* Task to complete: Copy every line of the records below where the word "mobile" occurs.

Dataset rows describing interfaces
┌────────
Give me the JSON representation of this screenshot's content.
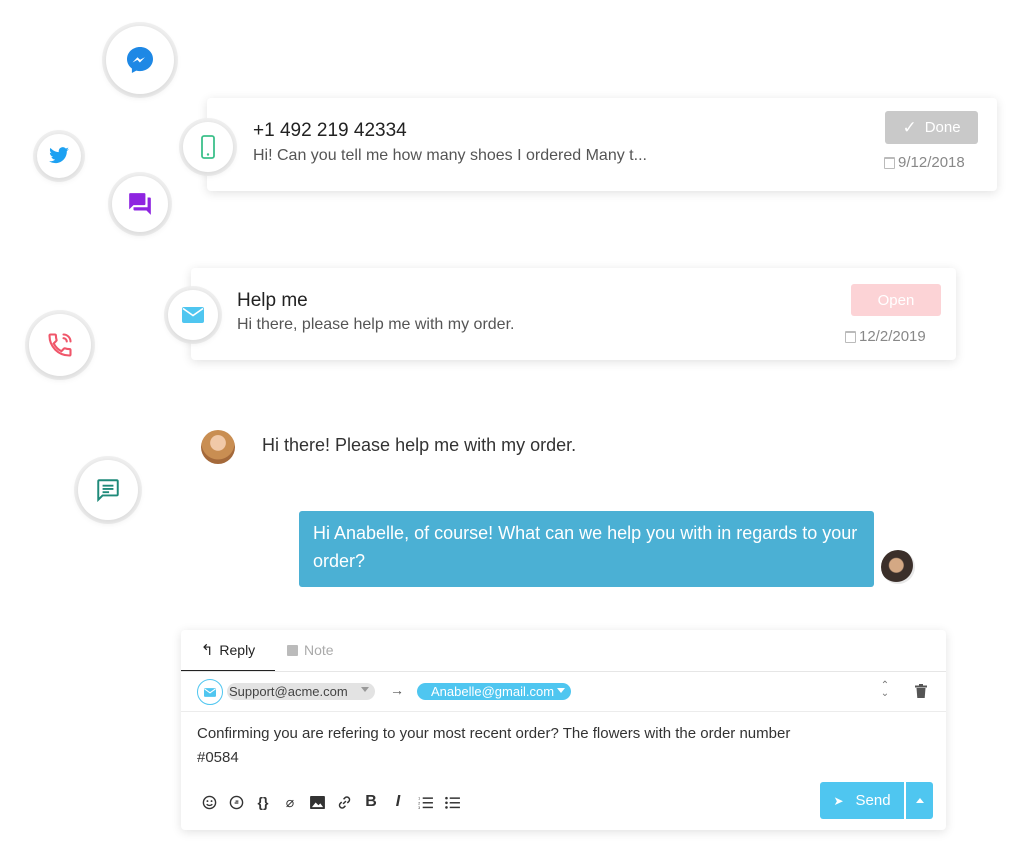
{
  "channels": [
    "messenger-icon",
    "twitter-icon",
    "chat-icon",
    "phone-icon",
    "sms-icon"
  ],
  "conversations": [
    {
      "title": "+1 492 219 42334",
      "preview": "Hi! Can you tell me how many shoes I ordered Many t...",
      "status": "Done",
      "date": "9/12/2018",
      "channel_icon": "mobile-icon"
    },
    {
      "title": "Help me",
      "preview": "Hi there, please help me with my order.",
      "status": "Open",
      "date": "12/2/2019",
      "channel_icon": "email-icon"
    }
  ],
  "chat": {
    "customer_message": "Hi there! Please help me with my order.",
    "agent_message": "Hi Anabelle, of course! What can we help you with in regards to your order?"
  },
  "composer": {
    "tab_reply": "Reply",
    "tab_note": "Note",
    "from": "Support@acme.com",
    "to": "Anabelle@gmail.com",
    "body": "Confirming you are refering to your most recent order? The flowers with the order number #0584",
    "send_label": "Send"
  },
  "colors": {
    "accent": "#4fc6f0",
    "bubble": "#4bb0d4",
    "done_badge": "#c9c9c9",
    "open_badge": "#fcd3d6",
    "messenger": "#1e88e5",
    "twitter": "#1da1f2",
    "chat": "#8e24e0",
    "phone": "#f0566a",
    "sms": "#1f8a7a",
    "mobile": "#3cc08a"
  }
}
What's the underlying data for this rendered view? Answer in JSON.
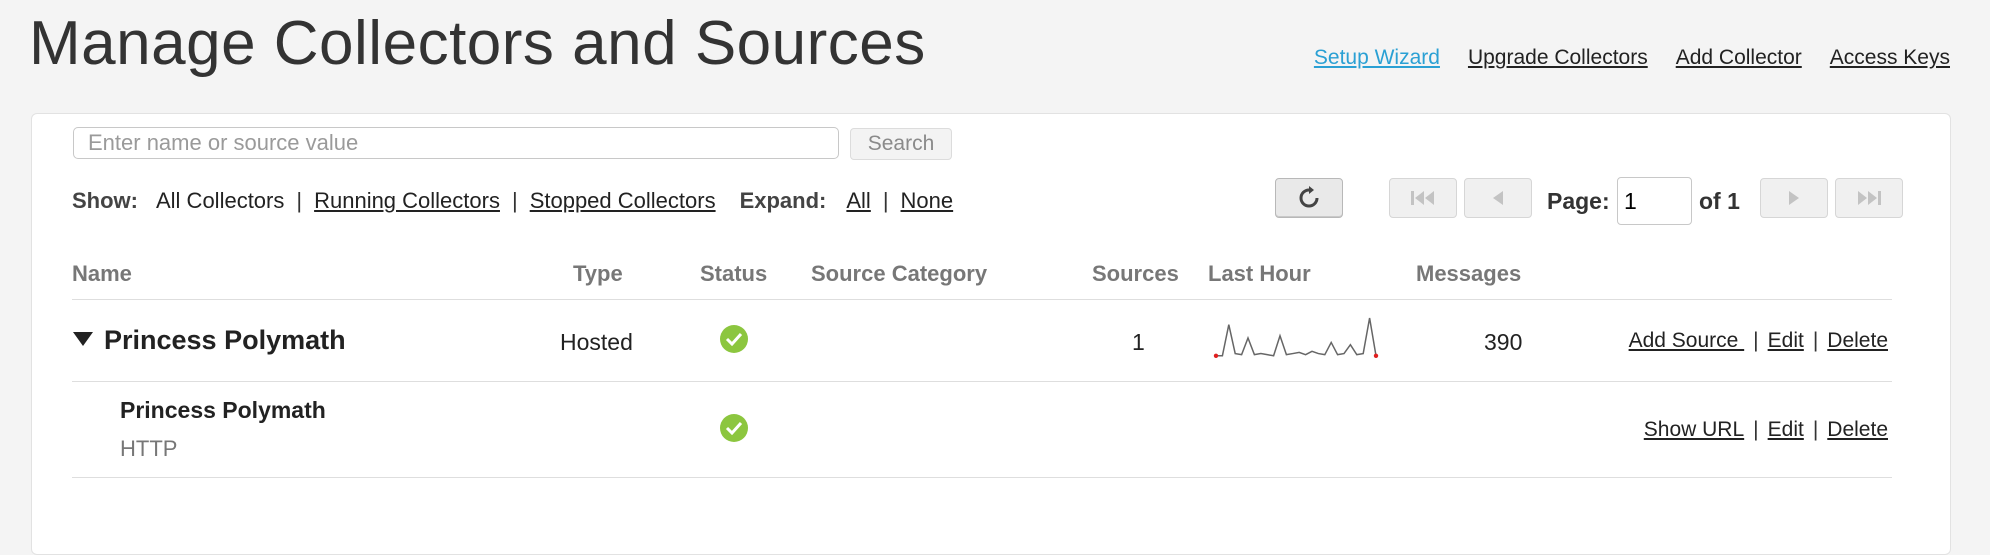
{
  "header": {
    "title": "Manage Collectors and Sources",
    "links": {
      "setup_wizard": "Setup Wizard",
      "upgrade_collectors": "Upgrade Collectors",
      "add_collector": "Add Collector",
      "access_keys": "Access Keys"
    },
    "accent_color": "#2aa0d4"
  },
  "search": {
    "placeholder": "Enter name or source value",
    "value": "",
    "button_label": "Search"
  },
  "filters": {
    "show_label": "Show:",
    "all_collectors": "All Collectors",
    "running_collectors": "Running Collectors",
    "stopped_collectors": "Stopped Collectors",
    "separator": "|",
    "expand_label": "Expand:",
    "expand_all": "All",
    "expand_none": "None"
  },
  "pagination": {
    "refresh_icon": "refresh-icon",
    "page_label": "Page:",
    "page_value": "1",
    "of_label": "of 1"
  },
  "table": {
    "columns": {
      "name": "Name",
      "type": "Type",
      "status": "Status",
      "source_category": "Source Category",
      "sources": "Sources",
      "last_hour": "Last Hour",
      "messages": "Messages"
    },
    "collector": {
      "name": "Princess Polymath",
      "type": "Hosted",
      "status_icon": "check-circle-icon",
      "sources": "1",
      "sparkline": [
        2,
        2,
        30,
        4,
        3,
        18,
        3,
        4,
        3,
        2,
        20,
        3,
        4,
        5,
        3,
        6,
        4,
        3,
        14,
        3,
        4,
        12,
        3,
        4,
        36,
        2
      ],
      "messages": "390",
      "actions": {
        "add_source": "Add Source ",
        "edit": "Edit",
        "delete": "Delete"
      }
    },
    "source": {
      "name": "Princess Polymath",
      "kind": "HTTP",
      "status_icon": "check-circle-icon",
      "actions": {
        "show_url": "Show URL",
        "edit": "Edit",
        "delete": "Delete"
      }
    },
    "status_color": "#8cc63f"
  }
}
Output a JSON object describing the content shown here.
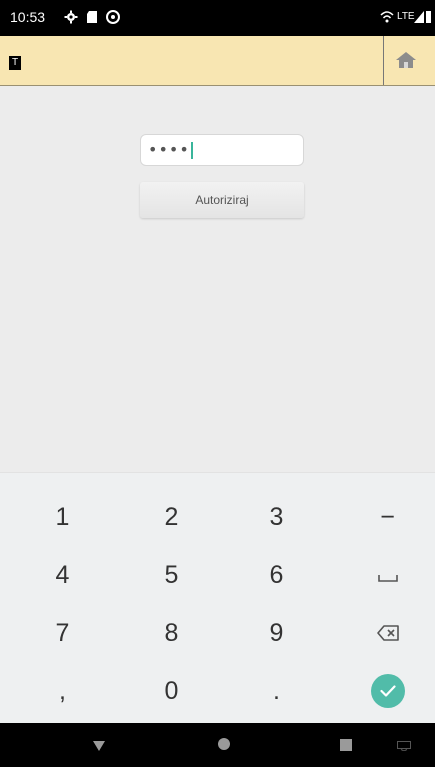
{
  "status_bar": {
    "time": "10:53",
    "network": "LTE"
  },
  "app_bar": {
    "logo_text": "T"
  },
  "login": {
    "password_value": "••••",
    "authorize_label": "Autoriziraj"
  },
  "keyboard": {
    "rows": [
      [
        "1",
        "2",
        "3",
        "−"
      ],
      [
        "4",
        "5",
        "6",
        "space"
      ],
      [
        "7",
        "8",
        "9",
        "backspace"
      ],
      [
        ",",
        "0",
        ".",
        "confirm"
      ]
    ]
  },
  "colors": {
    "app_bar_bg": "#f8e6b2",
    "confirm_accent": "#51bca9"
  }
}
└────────
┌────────
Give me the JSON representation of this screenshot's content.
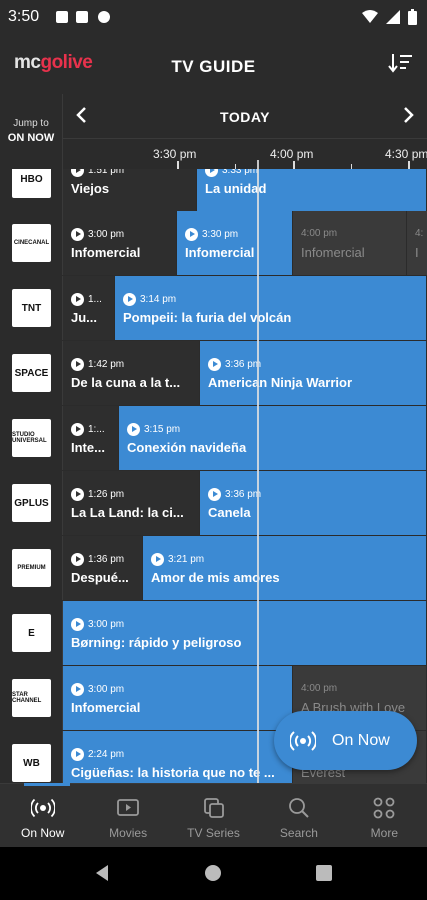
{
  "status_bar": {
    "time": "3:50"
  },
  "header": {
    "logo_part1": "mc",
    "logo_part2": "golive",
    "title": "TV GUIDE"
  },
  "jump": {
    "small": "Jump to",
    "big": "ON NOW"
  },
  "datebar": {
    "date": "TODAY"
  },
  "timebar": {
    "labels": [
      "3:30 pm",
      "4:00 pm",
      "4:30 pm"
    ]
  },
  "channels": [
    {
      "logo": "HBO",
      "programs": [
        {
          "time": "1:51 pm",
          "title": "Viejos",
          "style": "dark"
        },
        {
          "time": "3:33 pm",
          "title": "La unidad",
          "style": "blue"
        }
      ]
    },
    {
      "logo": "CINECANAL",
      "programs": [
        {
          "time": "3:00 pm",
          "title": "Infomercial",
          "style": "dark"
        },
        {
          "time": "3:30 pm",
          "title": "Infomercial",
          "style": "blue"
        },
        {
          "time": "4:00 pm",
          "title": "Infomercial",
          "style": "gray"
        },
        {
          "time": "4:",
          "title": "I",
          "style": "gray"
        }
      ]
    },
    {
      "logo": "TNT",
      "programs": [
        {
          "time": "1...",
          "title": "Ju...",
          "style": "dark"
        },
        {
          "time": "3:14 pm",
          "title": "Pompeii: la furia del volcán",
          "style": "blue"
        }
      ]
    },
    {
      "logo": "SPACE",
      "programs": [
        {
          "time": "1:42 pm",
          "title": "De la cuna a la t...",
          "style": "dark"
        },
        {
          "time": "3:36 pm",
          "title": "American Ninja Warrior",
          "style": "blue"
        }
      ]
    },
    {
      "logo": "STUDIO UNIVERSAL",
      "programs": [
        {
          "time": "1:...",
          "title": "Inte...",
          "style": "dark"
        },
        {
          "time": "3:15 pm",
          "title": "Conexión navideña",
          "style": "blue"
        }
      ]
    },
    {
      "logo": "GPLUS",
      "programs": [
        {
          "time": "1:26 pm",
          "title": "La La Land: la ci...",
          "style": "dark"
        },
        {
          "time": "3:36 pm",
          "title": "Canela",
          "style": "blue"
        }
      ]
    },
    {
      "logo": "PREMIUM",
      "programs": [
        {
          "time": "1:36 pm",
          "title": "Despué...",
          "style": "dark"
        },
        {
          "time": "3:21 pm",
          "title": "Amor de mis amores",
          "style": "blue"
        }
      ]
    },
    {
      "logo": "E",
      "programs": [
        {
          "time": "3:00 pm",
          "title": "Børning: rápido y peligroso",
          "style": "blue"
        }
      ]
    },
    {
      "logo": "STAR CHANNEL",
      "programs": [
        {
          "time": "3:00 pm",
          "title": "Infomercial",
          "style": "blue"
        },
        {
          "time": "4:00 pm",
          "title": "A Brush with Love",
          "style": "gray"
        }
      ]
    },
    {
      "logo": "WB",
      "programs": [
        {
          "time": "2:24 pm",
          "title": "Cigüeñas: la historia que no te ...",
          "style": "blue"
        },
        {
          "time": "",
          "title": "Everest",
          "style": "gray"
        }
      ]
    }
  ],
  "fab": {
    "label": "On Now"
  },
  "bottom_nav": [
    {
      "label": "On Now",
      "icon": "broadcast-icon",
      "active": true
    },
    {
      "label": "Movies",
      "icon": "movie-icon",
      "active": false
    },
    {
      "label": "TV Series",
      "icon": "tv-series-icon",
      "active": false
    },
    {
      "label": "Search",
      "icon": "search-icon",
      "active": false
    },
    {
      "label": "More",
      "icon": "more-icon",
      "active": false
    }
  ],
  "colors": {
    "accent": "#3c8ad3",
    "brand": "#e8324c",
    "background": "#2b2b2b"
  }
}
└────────
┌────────
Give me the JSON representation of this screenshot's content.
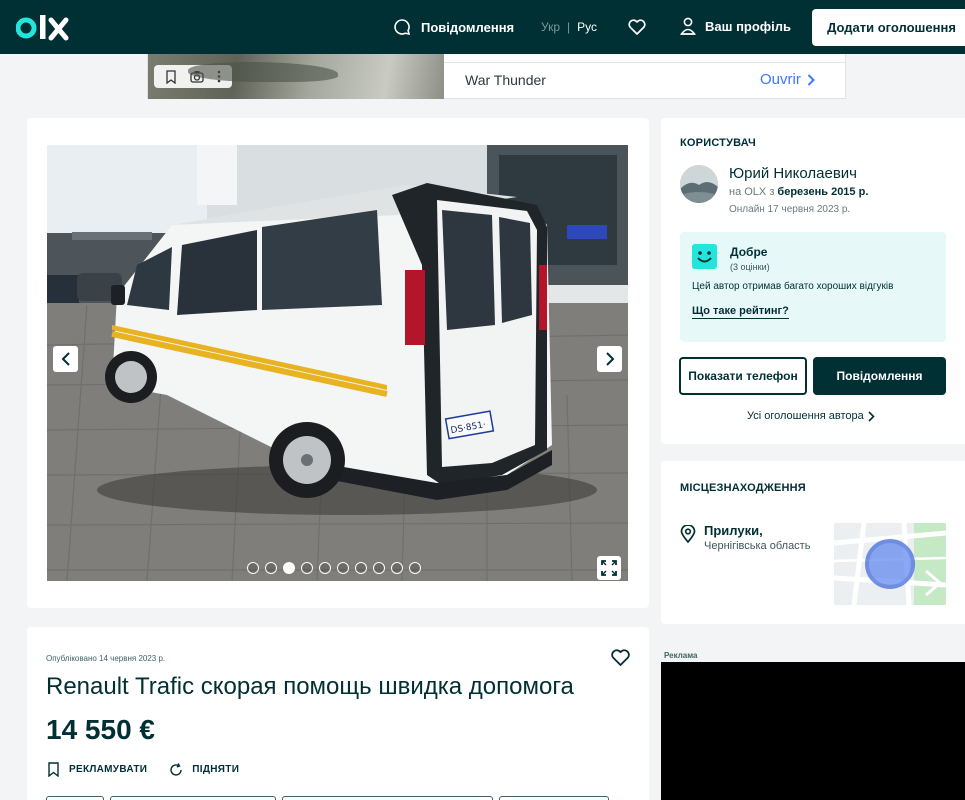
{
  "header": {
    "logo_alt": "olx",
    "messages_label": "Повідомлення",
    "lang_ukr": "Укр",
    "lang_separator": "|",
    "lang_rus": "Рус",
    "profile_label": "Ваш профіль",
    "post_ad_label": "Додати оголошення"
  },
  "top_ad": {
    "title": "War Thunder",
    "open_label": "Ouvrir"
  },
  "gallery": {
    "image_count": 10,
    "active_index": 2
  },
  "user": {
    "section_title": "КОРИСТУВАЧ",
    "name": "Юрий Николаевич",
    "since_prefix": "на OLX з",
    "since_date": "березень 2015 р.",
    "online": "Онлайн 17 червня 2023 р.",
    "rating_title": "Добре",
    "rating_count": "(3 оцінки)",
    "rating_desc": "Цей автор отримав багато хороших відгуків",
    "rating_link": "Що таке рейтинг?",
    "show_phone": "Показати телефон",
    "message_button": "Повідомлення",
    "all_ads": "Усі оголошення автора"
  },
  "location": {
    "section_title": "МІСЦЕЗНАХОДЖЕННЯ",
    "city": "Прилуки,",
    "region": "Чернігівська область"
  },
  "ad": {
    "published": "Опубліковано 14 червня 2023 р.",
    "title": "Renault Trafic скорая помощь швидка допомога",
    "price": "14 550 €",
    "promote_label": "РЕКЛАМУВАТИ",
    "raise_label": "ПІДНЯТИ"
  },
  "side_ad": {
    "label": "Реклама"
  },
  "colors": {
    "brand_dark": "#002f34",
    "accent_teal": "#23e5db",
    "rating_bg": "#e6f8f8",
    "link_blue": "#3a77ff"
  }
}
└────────
* Output for this exercise:
      "channel_icon": "mobile-icon"
    "mobile": "#3cc08a"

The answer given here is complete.